Dolutegravir (formerly S/GSK1349572), being jointly developed by Shionogi and ViiV Healthcare, has so far shown promising outcomes for both treatment-experienced people in the VIKING trials and previously untreated individuals in the SPRING and SINGLE studies. The SAILING study is currently looking at once-daily dolutegravir for treatment-experienced people without integrase inhibitor resistance.
Garrett Nichols from GlaxoSmithKline (which formed ViiV with Pfizer in 2009) presented the latest data from the VIKING-3 trial (aka ING112574), which evaluated the safety of efficacy of dolutegravir in people with resistance to multiple antiretroviral drugs including raltegravir and elvitegravir (Gilead Science's integrase candidate, which was recently approved as a component of the Stribild single-tablet regimen).
Participants in this open-label study first added 50 mg twice-daily dolutegravir to their failing antiretroviral therapy (ART) regimen, without raltegravir or elvitegravir. At day 8, their background regimen was optimized to include the most active drugs according to resistance testing, and they started this new regimen while continuing on dolutegravir.
Three-quarters of the 183 VIKING-3 participants were men, about 70% were white, and about 20% were coinfected with hepatitis B or C. They had been on ART for an average of 13 years, their median baseline CD4 T-cell cout was a low 140 cells/mm3, and more than half had AIDS-defining conditions (CDC class C).
All participants had evidence of genotypic and phenotypic resistance to raltegravir or elvitegravir. In addition, about 80% showed resistance to at least 2 nucleoside/nucleotide reverse transcriptase inihibitors (NRTIs), 75% had resistance to at least 1 NNRTI, 70% had 2 or more protease resistance mutations, and about 60% had virus that did not use the CCR5 coreceptor. However, they had to have at least 2 other active agents available so they could construct an optimized background regimen.
- During the first 7 days, when dolutegravir was used as "functional monotherapy," mean HIV RNA levels declined by 1.4 log copies/mL.
- After optimizing their background regimen, 63% of participants were able to achieve undetectable viral load (HIV RNA < 50 copies/mL).
- 6 participants (3%) discontinued study drugs prematurely due to adverse events.
- The most frequently reported side effects were diarrhea, nausea, and headache, each occurring in no more than 5% of patients.
"A majority of the highly treatment-experienced subjects in VIKING-3 achieved suppression with dolutegravir-based therapy," the resarchers concluded. "Dolutegravir had a low rate of discontinuation due to adverse events at 50 mg [twice-daily] in this advanced patient population."

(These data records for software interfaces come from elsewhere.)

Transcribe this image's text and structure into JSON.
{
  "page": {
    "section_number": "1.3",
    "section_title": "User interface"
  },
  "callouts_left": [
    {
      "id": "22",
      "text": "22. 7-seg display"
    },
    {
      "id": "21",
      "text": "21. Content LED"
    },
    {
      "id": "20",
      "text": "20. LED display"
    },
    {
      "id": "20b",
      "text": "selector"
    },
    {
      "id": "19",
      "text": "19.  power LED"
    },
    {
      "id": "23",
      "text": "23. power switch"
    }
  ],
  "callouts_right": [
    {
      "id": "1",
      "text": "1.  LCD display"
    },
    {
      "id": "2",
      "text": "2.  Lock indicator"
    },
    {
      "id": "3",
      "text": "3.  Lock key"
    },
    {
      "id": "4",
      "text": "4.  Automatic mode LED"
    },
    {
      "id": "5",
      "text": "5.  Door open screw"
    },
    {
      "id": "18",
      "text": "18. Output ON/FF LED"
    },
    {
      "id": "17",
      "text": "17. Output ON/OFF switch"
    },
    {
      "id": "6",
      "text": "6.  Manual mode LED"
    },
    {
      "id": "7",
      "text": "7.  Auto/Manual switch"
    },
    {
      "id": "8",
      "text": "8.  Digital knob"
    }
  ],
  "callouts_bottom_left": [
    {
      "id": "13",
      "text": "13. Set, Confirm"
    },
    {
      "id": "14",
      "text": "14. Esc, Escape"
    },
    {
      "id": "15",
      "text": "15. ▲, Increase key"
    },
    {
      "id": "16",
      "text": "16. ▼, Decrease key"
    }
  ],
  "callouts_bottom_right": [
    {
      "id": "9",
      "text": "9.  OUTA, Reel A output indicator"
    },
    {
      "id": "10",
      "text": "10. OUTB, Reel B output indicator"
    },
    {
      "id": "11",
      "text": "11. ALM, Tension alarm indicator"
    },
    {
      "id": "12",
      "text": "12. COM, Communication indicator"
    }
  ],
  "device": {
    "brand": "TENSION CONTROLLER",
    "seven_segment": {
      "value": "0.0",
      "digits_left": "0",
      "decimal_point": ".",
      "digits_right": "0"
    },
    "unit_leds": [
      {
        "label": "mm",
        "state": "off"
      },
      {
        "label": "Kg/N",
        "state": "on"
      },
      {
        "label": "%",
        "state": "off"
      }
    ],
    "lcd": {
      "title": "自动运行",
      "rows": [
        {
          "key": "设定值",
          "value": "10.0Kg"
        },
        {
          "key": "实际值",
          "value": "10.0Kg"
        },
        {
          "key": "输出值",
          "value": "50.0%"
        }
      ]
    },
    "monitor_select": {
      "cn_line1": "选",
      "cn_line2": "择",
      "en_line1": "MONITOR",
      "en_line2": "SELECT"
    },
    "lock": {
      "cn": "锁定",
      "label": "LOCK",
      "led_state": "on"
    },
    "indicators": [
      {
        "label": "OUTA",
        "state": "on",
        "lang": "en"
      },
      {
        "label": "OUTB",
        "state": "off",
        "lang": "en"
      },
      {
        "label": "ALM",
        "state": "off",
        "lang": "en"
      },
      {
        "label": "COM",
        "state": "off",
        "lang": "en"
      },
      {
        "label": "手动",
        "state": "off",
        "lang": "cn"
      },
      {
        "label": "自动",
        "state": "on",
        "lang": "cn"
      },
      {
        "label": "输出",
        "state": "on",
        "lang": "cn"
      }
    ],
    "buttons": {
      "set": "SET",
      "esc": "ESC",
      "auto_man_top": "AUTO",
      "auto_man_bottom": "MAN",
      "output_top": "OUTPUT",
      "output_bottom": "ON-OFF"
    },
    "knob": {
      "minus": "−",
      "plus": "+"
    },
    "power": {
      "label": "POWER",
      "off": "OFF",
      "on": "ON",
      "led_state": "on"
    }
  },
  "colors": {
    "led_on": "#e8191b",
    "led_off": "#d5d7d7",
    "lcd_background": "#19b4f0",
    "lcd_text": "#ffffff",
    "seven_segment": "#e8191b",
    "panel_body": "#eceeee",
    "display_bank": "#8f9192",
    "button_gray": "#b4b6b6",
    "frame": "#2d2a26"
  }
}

ViiV indicated in a press release that data from these Phase 3 trials would be submitted to global regulatory authorities to support dolutegravir's approval, starting by the end of 2012. ViiV previously revealed that it is working on a single-tablet regimen containing dolutegravir plus the NRTIs abacavir and lamivudine (the drugs in Epzicom).
Abstracts from the HIV11 Congress have been published in a supplement of the Journal of the International AIDS Society, which can be viewed online or downloaded at www.jiasociety.org/index.php/jias/issue/view/1461.
G Nichols, A Mills, R Grossberg, et al. Antiviral activity of dolutegravir in subjects with failure on an integrase inhibitor-based regimen: week 24 phase 3 results from VIKING-3. 11th International Congress on Drug Therapy in HIV Infection (HIV11). Glasgow, November 11-15, 2012. Abstract O232.
ViiV Healthcare. ViiV Healthcare Presents Phase III Data From VIKING-3 Study of Dolutegravir in HIV-1 Infected Integrase Inhibitor-Resistant Adults. Press release. November 13, 2012.